CHICAGO — Gerry Hansell’s well equipped for a lucky weekday afternoon spent fishing — microfishing, to be specific. It’s the art of chasing not trophy bass nor trout, but tiny species most fishermen regard as bait, if they regard them at all.
Hansell’s rod is so small it collapses to fit in a pocket. His hook? So minuscule as to be nearly invisible. And he’s brought an almost embarrassing surplus, a whole cup of wigglers he retrieved from the back of his fridge. He cracks the lid of the cardboard cup and shrugs. Today he will need only a tiny chunk of flesh to bait his hook. His entire expedition won’t require even one whole worm.

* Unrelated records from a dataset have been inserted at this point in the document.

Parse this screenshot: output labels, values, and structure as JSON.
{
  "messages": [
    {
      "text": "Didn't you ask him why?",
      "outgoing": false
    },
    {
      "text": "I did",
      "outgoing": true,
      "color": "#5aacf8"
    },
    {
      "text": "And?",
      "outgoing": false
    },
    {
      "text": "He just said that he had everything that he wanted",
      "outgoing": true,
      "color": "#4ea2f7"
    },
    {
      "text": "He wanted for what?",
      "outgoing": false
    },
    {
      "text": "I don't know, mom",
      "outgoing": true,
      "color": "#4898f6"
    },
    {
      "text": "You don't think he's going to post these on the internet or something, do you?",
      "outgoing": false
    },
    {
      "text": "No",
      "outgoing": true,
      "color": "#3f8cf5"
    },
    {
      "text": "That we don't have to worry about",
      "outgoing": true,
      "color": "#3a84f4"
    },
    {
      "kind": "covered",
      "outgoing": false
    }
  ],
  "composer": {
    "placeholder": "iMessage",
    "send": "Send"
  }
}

Microfishing involves line fishing for species that rarely grow above a few inches in length, some warier and rarer than others. The activity has been slowly attracting a devoted following in the U.S. The Midwest contains a healthy concentration of microfishing enthusiasts.
“People are interested in something novel, something new,” says Ben Cantrell, who started the website micro-fishing.com.
Hansell, an avid angler who has been microfishing for about a year, chooses a trickle of water off the main stream, peering into puddle-depth pools.
“This spot is blessed with low, clear water,” he says, gently dropping a line, “so you can see what you’re fishing.”
Within minutes, he feels a tug and hoists his thrashing quarry from the stream, slick, wet, shining in the sun. He holds up a fish barely longer than one joint of his finger. Hansell identifies him as a blackstripe top minnow and slides him back into the stream.
Microfishermen understand why their sport is a bit of a head-scratcher for the rest of the sport fishing community.
“When I first came across it,” says Chris Stewart, who imports and sells Japanese fishing rods and tackle, “I thought well, this is weird, but I like weird stuff, so this is for me. No one else will like it.”
Stewart, whose website specializes in tenkara, a Japanese form of fly fishing, first discovered microfishing through Japanese tanago fishing, in which anglers pursue different species of tanago (bitterling) in order to catch the smallest fish possible.
“It just felt so different than the feel over here in the U.S.,” he says. “The trend in fly fishing seems to be the longest cast and the biggest fish, the most extreme destinations, not even Alaska anymore, it’s Patagonia or something like that. And here are these guys in Japan, sitting on the side of a ditch and catching 2-inch fish. It seemed so opposite and so … serene.”
In 2012, as tenkara fishing began to catch on in the U.S., Stewart added a line of tanago fishing gear to his inventory, unsure whether anyone else would share his fascination with catching tiny fish. He quickly discovered that a community of microfishermen already existed. Among them was Cantrell, a mechanical engineer, who started microfishing in 2008.
“I didn’t start fishing until I was in grad school,” Cantrell says, “so I think I approached it from a different angle than a lot of the sport fishing community, because no one told me I should go after bass or walleye. For me it was a way of getting out of the office and into fresh air, and I started poking around and seeing what I could catch.”
Downsizing, Cantrell and others point out, opens up opportunity for anglers. “A lot of the fish in the world are relatively small,” says Dan Gibson-Reinemer, a fish biologist at the Illinois Natural History Survey, “so they’re not targeted by most anglers. That’s where species diversity comes in.”
To pursue new species, anglers must research available species in each waterway and then cross-reference their catch with field guides and other fishermen for positive identification.
“It’s really changed my perspective on the outdoors and on fishing,” Hansell says. “Once you get into microfishing you get a more intimate connection to the place because you understand what’s there.”
Microfishing involves line fishing for species that rarely grow above a few inches in length, some warier and rarer than others.
Print Headline: Microfishing targets smallest fish